It's hard to know exactly what's going on, because the researchers didn't have access to information about the drugs patients were taking around the time of their operation. If they cut down on certain medications, for example, that alone could have upped their chances of suffering a heart attack or a stroke.

Still, because these conditions affect more than one million people in the U.S., the increased risk could be significant.

According to the study, heart attack and stroke occurred more often in the first four weeks after the operation than any other time during or after the recovery stage.

The researchers tapped into Medicaid data provided by GlaxoSmithKline -- which makes drugs to treat heart disease and stroke -- on a group of U.S. Medicaid patients receiving dental work, with simple procedures like removing a tooth.

D'Aiuto explained that heart attack and stroke are linked to bacterial infections and inflammation after other invasive treatments, likely because inflammation can damage the walls of arteries and contribute to the formation of plaques that clog arteries.

The authors, writing in the Annals of Internal Medicine, said that this led them to surprise about the role of dental surgery as well.

They couldn't find a lot of suitable patients to check, however.

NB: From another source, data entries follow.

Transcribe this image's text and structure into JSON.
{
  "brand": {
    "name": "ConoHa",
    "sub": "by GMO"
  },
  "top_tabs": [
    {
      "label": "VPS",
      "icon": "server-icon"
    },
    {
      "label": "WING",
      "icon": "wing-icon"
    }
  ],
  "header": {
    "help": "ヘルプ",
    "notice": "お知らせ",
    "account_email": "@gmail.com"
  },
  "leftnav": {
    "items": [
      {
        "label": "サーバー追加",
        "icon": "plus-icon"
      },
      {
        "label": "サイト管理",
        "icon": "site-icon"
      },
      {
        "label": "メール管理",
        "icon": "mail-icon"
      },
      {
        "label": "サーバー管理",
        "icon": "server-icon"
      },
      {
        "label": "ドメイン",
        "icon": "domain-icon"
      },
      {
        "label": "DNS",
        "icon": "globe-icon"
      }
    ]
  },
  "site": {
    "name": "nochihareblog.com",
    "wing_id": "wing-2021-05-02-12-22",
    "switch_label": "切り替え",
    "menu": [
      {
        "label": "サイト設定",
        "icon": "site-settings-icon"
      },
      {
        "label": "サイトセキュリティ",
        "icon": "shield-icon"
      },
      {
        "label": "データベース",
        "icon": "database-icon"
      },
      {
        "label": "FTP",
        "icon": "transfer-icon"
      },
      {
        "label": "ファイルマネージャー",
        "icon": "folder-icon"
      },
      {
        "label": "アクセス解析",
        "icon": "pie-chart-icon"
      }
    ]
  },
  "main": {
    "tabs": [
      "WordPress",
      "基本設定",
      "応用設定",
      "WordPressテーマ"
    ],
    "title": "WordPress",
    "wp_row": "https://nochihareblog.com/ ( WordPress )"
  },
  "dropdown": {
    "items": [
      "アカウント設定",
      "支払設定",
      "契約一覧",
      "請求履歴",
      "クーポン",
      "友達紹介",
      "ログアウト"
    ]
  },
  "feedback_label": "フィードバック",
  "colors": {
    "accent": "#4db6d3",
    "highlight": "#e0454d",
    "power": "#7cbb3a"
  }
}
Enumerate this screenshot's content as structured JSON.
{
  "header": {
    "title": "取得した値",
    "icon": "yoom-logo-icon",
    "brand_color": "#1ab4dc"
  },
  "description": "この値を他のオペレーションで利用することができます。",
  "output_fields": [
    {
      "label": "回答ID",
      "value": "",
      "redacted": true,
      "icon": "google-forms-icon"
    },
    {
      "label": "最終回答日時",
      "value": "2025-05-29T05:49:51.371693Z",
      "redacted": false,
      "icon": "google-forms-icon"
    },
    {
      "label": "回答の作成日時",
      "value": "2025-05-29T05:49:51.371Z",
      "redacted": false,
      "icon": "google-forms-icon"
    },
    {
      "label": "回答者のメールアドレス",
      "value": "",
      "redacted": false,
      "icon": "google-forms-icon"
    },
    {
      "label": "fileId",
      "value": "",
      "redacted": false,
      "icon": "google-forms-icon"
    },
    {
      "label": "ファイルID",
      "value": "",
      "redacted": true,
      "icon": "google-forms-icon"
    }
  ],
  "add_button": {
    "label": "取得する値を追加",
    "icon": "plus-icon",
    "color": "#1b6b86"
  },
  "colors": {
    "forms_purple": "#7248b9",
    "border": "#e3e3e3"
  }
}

The Medicaid claims database includes information for close to 10 million people, but there were only 1,150 people who had an invasive dental procedure and a heart attack or stroke in the 4-year period they focused on.

In that population, 40 cases of heart attack or stroke occurred in the first four weeks after dental work -- one and a partly times the baseline rate.

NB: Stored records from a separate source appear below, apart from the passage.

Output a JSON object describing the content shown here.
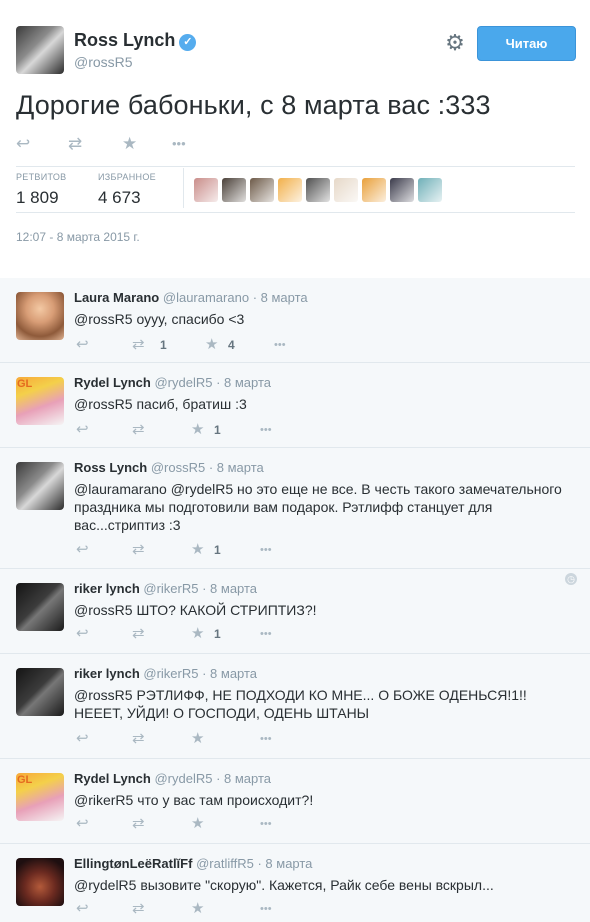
{
  "main_tweet": {
    "author_name": "Ross Lynch",
    "verified_mark": "✓",
    "handle": "@rossR5",
    "follow_label": "Читаю",
    "gear_icon": "gear-icon",
    "text": "Дорогие бабоньки, с 8 марта вас :333",
    "retweets_label": "РЕТВИТОВ",
    "retweets_count": "1 809",
    "favorites_label": "ИЗБРАННОЕ",
    "favorites_count": "4 673",
    "timestamp": "12:07 - 8 марта 2015 г.",
    "favoriter_avatar_colors": [
      "#c98d8a",
      "#4a4038",
      "#6d5a48",
      "#f2b04a",
      "#505050",
      "#e6d8c8",
      "#e9a03a",
      "#3a3a4a",
      "#6fb0b8"
    ]
  },
  "icons": {
    "reply": "↩",
    "retweet": "⇄",
    "favorite": "★",
    "more": "•••",
    "gear": "⚙",
    "globe": "◷"
  },
  "replies": [
    {
      "name": "Laura Marano",
      "handle": "@lauramarano",
      "date": "· 8 марта",
      "text": "@rossR5  оууу, спасибо <3",
      "retweets": "1",
      "favorites": "4"
    },
    {
      "name": "Rydel Lynch",
      "handle": "@rydelR5",
      "date": "· 8 марта",
      "text": "@rossR5  пасиб, братиш :3",
      "retweets": "",
      "favorites": "1",
      "avatar_text": "GL"
    },
    {
      "name": "Ross Lynch",
      "handle": "@rossR5",
      "date": "· 8 марта",
      "text": "@lauramarano @rydelR5 но это еще не все. В честь такого замечательного праздника мы подготовили вам подарок. Рэтлифф станцует для вас...стриптиз :3",
      "retweets": "",
      "favorites": "1"
    },
    {
      "name": "riker lynch",
      "handle": "@rikerR5",
      "date": "· 8 марта",
      "text": "@rossR5  ШТО? КАКОЙ СТРИПТИЗ?!",
      "retweets": "",
      "favorites": "1"
    },
    {
      "name": "riker lynch",
      "handle": "@rikerR5",
      "date": "· 8 марта",
      "text": "@rossR5  РЭТЛИФФ, НЕ ПОДХОДИ КО МНЕ... О БОЖЕ ОДЕНЬСЯ!1!! НЕЕЕТ, УЙДИ! О ГОСПОДИ, ОДЕНЬ ШТАНЫ",
      "retweets": "",
      "favorites": ""
    },
    {
      "name": "Rydel Lynch",
      "handle": "@rydelR5",
      "date": "· 8 марта",
      "text": "@rikerR5 что у вас там происходит?!",
      "retweets": "",
      "favorites": "",
      "avatar_text": "GL"
    },
    {
      "name": "EllingtønLeëRatlĭFf",
      "handle": "@ratliffR5",
      "date": "· 8 марта",
      "text": "@rydelR5 вызовите \"скорую\". Кажется, Райк себе вены вскрыл...",
      "retweets": "",
      "favorites": ""
    }
  ]
}
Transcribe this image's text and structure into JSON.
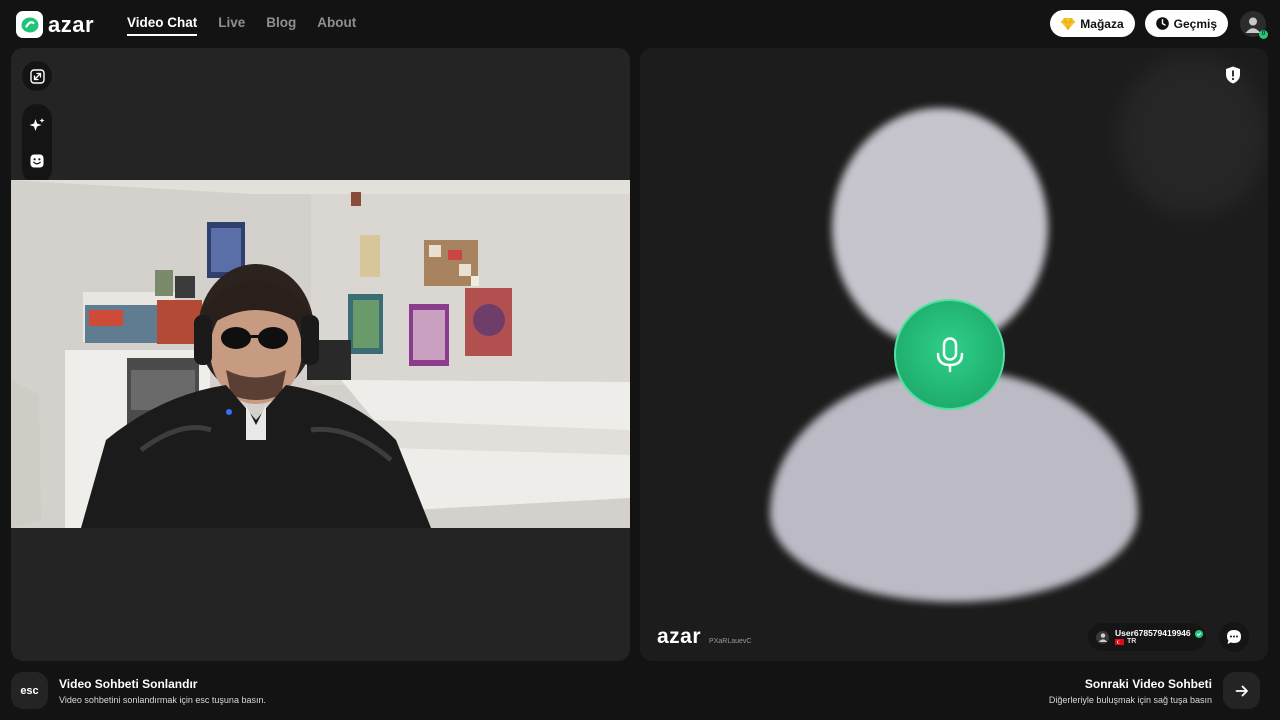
{
  "brand": {
    "name": "azar"
  },
  "nav": {
    "items": [
      {
        "label": "Video Chat",
        "active": true
      },
      {
        "label": "Live",
        "active": false
      },
      {
        "label": "Blog",
        "active": false
      },
      {
        "label": "About",
        "active": false
      }
    ]
  },
  "header": {
    "shop_label": "Mağaza",
    "history_label": "Geçmiş",
    "avatar_badge": "0"
  },
  "partner": {
    "watermark_logo": "azar",
    "watermark_id": "PXaRLauevC",
    "username": "User678579419946",
    "country": "TR"
  },
  "footer": {
    "esc_key": "esc",
    "end_title": "Video Sohbeti Sonlandır",
    "end_hint": "Video sohbetini sonlandırmak için esc tuşuna basın.",
    "next_title": "Sonraki Video Sohbeti",
    "next_hint": "Diğerleriyle buluşmak için sağ tuşa basın"
  },
  "colors": {
    "accent_green": "#1fae6e",
    "background": "#131313",
    "panel": "#242424",
    "shop_icon": "#f6c52b"
  },
  "icons": {
    "expand": "expand-icon",
    "effects": "sparkle-icon",
    "sticker": "smiley-icon",
    "report": "shield-alert-icon",
    "mic": "microphone-icon",
    "chat": "chat-bubble-icon",
    "next": "arrow-right-icon"
  }
}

Dr. Howard Weitz, a cardiologist at Thomas Jefferson University in Philadelphia and co-author of an editorial about the study, told Reuters Health that the study was not designed to verify if dental surgery causes heart problems, only to see if they are associated with each other.

He also said previous research shows that errors in recording information in a database like the Medicaid one are fairly general.

Even when it's right, Medicaid information does not include the use of aspirin and other over-the-counter medications that help to prevent heart disease.